Described as the most spectacular British crime of this decade, the Hatton Garden heist surprisingly wasn’t just notorious for the theft of £14m of valuables, but perhaps more so because of the men behind the burglary.
Experienced thieves, yes, but also pensioners. This somewhat bizarre crime scene has been brought to life in spoof flick, The Hatton Garden Job, where those older and more experienced take the reins from the likes of Guy Ritchie’s younger regulars, to bring laughs and hustling to the big screen in their own style.
The Hatton Garden Job tells the story of the heist from the perspective of the unknown, and not convicted, member of the gang, played by Matthew Goode, who is never actually named.

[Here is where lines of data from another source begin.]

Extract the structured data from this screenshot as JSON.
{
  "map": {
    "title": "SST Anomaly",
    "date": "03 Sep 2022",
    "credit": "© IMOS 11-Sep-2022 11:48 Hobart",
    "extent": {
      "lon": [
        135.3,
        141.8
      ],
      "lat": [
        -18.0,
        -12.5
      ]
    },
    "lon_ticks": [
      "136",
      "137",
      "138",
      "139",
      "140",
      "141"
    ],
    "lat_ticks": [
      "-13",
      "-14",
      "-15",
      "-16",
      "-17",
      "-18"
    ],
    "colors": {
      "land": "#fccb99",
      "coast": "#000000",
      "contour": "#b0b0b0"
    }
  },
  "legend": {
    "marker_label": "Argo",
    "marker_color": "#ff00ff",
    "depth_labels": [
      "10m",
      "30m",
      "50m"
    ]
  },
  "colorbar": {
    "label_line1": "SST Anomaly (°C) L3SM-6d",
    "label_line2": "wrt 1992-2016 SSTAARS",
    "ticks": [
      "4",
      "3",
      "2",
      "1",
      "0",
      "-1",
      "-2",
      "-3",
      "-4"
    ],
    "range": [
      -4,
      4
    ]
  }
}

We follow him all the way through having the heist proposed to him by crime boss Zslondos (Joely Richardson), to assembling his team of thieves played by the likes of British TV legends Phil Daniels and Larry Lamb.
While not outstanding in the league of British gangster films, having a set of characters of a different age breeds the opportunity for a new style of humour and hijinks, breathing some new life into a film that does steal a lot from other successful movies in the genre. It’s the little things to look out for, like the gang bringing a packed lunch of sandwiches to the heist, or the quippy additions Daniels adds to his dialogue.
Despite the all too familiar stylistic choices with the editing and narration, particularly noting the intro scene, The Hatton Garden Job brings more of a feel-good chirpy tone. There are enough genuinely funny moments with solid performances, despite perhaps suffering a little in overall quality; clearly a lot lower budget than a Ritchie feat.
The editing and pacing work well, for the most part, faltering slightly when the story slows. Despite being shorter than the average run-time for recent years, The Hatton Garden Job could have benefitted hugely from keeping up its pace and cutting down to a tidy 80 or so minutes, packing in everything that’s great but trimming away the stuttering plot where the emotional pulls don’t have quite the impact it seems were intended.
If The Hatton Garden Job was pooled with the likes of Snatch, it would suffer in comparison, but that’s not to say it doesn’t do its own thing well. Whereas if we flip the coin, it’s a film that could push a crowd looking for a feel-good movie to a slightly grittier story, without having to sacrifice the upbeat tone.
The Hatton Garden Job hits cinemas April 14th.